I’ve recently been listening to an audio recording of the book The Subtle Art of Not Giving a F*ck. The book presents truths in a direct and unpolished way, which is why it is so endearing. One of the ideas in the book is that happiness results from having good values and good metrics. This involves placing value on interesting problems that make you feel happy and fulfilled and then being able to easily measure your progress in working through these problems.
One of the values that Mark Manson identifies as misguided is the need to be right. We all have an innate desire to be right all the time, but this certainly isn’t a healthy need. In all reality, we are wrong almost all of the time.
If you think back 100 years to what people believed, it’s almost laughable. 100 years from now, people will be thinking the same thing about us. This is true even of ourselves.
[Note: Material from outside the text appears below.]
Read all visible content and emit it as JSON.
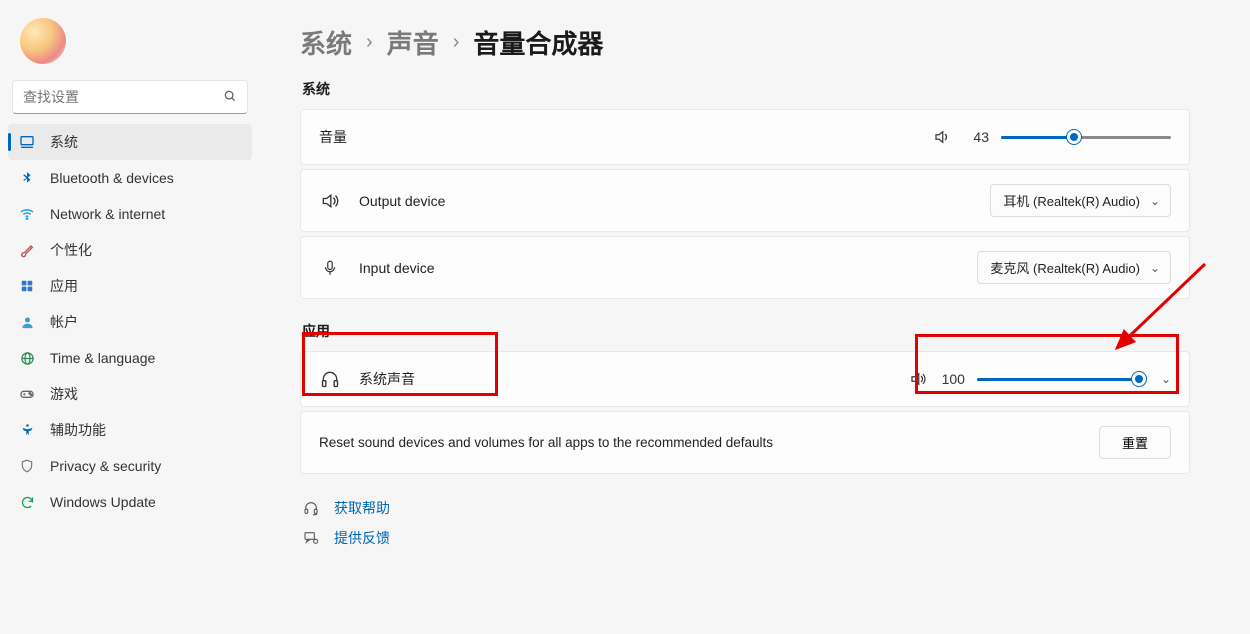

Occasionally I feel contempt towards the Grant of ten years ago. He was so naïve and stupid! That’s couldn’t have been me, right? Give it five more years and I’ll be having this internal conversation again, except the butt of the joke will be me, right now.
So next time you base your actions on the need to be proven right, just remember that you’re probably wrong anyway and you should probably pick a different motive. You’ll be happier for it.